Sukkot is a Jewish holiday that recalls the ancient
Israelites’ 40-year journey through the desert after they
fled Egypt, and the huts farmers built when they brought in the
harvest. It is also known as the "Feast of Tabernacles."
Jews around the world celebrate the festival, which is observed for
seven day starting on 15 Tishrei and concluding on 21 Tishrei.
Sukkahs are temporary structures that Jews are commanded to dwell in
during the holiday. Sitting
in a sukkah is a mitzvah, a commandment.
practice of building them goes back more than 2,000 years and
Jews construct them based on local conditions. Jews
living in Islamic countries often use colorful lightweight fabrics for
their sukkah walls but, out of respect for Islamic law, display no
images of people or animals. In Western countries, sukkahs are usually
constructed of wood with retractable roofs to keep out the cold and
rain and decorate
them with scenes
from the Bible.
According to the Torah, the roof of a sukkah must be made of branches,
wood, reeds or leaves, materials that grew in the ground. In Israel,
palm fronds are often used. The sukkah cannot be built under trees or
anything else that obstructs the sky.

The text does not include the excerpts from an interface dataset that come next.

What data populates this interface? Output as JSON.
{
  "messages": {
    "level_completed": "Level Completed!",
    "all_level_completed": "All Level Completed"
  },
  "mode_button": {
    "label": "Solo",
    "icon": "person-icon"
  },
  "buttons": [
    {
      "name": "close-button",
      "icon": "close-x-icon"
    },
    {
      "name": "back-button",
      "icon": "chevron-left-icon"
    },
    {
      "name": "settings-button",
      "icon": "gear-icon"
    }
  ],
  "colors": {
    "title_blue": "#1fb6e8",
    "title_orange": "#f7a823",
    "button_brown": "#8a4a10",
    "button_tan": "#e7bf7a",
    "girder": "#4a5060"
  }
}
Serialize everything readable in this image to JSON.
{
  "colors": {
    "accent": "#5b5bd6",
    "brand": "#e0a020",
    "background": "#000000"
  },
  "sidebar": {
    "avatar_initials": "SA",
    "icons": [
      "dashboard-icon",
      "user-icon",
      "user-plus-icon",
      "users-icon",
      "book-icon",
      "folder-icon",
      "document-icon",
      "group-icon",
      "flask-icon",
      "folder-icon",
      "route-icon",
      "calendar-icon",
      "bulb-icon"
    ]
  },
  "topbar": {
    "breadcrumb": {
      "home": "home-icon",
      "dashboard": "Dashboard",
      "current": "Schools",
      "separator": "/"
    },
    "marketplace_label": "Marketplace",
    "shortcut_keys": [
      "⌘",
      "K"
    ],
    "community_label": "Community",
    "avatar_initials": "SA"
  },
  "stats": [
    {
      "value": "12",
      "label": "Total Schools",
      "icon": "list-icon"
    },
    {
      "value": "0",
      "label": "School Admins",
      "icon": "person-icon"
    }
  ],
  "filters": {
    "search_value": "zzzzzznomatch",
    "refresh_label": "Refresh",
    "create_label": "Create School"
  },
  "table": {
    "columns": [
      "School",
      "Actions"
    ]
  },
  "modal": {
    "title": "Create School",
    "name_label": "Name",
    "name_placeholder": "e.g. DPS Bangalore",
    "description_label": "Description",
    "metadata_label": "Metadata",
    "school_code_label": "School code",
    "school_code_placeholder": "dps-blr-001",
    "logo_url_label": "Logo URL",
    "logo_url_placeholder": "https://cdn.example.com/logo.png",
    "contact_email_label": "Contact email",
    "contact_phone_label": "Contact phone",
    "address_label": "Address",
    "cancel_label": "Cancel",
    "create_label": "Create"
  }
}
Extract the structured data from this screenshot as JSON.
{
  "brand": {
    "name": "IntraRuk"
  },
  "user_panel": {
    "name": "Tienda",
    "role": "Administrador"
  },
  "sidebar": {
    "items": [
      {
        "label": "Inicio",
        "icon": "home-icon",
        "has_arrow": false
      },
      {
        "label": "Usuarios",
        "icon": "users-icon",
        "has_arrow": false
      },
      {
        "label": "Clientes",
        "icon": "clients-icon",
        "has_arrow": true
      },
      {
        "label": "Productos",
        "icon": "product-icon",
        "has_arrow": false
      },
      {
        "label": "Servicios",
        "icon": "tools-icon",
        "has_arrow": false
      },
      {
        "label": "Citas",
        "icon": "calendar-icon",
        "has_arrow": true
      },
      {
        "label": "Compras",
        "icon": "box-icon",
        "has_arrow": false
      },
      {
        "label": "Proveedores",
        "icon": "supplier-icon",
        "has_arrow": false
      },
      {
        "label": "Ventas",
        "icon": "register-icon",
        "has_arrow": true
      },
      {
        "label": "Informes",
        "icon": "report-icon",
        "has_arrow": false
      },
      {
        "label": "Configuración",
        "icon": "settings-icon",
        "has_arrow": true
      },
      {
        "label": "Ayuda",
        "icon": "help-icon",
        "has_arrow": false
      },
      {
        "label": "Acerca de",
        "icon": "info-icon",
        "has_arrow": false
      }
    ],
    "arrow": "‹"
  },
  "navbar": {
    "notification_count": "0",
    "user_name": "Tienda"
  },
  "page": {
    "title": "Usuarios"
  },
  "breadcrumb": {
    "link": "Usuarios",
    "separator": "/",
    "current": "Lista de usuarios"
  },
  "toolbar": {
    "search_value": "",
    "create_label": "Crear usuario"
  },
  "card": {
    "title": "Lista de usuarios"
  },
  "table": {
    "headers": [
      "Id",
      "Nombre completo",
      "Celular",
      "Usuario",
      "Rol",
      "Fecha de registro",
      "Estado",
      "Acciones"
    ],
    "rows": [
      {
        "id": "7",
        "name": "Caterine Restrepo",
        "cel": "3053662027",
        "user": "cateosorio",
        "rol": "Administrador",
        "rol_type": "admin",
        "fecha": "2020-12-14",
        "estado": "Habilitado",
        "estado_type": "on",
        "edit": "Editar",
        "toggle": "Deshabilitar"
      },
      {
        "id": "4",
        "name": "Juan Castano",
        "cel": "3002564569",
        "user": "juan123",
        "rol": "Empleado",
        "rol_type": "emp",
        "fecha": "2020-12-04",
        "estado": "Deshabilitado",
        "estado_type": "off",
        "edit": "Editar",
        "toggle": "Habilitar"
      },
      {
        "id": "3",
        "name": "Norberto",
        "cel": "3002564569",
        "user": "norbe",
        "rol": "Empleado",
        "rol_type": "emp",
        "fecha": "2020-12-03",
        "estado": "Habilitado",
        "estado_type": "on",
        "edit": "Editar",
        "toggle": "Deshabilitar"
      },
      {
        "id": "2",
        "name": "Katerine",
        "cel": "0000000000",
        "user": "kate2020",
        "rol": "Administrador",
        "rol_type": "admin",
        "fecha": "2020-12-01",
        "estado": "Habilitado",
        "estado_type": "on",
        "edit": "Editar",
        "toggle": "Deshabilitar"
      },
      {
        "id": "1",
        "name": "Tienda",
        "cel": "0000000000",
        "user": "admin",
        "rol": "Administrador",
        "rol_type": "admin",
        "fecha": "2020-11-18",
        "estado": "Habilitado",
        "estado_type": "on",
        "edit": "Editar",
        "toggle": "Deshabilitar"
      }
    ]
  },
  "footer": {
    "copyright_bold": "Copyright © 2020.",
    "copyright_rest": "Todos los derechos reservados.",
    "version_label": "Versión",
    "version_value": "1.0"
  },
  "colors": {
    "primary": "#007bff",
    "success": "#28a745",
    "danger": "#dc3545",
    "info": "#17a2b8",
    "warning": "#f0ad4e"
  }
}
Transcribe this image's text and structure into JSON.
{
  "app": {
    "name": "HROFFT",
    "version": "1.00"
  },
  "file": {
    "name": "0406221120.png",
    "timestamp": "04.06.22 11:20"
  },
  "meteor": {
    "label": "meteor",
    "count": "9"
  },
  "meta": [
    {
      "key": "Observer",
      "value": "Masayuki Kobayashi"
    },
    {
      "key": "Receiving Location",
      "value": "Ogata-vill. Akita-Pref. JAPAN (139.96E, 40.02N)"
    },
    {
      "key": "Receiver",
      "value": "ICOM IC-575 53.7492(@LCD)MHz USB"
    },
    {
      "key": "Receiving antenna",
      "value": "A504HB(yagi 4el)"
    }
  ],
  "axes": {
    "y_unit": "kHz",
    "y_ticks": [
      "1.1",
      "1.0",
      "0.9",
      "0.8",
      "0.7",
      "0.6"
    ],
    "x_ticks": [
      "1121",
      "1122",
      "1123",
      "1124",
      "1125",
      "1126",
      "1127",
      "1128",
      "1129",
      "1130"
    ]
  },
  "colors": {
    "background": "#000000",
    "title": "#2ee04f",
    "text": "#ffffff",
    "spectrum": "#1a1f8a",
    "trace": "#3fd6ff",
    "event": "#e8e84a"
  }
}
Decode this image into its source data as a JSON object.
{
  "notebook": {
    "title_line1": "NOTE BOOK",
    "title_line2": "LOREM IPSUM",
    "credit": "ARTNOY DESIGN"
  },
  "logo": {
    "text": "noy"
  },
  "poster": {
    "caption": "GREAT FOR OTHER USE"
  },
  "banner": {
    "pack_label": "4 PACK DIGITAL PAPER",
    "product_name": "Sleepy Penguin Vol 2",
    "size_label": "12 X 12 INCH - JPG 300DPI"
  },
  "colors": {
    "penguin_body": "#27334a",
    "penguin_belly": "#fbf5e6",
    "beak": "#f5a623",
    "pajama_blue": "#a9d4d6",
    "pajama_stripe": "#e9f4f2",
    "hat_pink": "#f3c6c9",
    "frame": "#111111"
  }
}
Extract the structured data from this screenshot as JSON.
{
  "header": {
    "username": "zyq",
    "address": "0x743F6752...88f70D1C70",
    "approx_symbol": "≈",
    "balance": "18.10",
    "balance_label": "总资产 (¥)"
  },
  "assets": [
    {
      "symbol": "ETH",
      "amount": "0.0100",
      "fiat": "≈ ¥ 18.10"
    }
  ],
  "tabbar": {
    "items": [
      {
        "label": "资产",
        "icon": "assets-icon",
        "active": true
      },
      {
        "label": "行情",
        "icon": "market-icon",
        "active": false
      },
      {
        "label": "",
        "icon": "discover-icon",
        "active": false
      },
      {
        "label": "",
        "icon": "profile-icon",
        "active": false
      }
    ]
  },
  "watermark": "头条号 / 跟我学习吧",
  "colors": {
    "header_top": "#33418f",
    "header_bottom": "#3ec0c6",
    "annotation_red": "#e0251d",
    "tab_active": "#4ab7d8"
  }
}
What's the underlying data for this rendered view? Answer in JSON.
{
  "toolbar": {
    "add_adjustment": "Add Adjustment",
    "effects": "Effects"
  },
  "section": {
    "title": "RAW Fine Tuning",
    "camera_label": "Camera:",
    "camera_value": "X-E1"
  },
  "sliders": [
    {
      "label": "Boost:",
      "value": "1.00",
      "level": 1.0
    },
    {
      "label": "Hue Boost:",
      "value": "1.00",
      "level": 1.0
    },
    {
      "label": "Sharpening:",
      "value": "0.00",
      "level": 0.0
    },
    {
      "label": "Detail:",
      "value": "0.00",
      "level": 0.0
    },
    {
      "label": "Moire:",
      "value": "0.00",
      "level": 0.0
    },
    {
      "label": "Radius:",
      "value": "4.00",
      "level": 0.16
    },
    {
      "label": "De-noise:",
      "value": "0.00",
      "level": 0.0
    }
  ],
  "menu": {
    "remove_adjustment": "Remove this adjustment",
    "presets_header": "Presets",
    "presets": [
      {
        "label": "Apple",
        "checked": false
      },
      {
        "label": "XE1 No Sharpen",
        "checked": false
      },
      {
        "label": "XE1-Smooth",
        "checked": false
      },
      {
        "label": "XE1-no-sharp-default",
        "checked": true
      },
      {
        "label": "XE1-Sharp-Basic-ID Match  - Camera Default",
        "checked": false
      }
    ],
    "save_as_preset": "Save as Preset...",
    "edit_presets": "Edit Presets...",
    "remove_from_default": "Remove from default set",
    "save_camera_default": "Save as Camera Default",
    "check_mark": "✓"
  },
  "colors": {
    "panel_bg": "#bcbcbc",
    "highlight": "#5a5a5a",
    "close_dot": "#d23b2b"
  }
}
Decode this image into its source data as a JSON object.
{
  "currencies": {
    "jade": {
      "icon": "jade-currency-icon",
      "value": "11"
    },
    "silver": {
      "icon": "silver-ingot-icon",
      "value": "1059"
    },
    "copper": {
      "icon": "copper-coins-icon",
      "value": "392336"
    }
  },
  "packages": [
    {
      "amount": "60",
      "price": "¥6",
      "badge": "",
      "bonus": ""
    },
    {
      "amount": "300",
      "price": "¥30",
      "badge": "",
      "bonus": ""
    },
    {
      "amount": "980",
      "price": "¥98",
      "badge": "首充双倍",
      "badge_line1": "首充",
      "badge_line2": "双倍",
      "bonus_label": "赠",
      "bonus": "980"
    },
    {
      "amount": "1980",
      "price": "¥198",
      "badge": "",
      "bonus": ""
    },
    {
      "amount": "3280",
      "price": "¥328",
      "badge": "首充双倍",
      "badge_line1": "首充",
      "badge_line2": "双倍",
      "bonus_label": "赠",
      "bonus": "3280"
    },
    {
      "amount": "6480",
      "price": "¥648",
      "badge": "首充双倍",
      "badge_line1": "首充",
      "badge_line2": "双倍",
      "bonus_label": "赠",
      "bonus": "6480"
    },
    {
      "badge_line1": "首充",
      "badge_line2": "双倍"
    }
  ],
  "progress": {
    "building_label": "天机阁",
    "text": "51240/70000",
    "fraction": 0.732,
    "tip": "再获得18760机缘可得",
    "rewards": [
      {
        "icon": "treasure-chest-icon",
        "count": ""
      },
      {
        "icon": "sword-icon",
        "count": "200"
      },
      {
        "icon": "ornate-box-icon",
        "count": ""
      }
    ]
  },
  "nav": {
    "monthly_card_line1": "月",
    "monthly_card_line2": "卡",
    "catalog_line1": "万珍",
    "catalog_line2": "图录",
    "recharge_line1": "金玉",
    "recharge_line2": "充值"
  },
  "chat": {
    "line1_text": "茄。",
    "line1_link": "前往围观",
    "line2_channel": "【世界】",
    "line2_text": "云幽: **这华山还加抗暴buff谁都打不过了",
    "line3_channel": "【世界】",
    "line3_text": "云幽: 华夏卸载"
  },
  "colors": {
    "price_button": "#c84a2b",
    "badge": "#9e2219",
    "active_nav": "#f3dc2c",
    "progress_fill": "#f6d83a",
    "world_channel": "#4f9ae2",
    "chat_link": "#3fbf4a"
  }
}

In Israel, celebrations of Sukkat are so ubiquitous that almost every
kosher Israeli restaurant and Jewish-owned mall constructs a sukkah for
its customers. Hundreds of thousands of families
erect easy-to-build lightweight sukkahs that are sold in local
stores. Some prefer wooden sukkahs and sleep in them during
the entire holiday.
Inside, traditional foods such as pomegranates and honey cake are
served on folding tables under battery-operated lights.
Four plants mentioned in the Torah (Leviticus 23:40) are especially
relevant to Sukkot: etrog (אתרוג) – the fruit of a citron
tree; lulav (לולב) – a ripe, green, closed frond from a date
palm tree; hadass (הדס) – boughs with leaves from the myrtle
tree; aravah (ערבה) – branches with leaves from the willow
Some Jews build their Sukkot out of branches from the four specified
plants, while Rabbinic Jews take three types of branches and one type
of fruit which are held together and waved in a special ceremony during
the holiday. The waving of the four plants is a mitzvah prescribed by
the Torah, and contains symbolic allusions to a Jew's service of God.
Each day of Sukkot (excluding the Sabbath), the Four Species
lulav and etrog are set three times in each of six directions
immediately after reciting a blessing.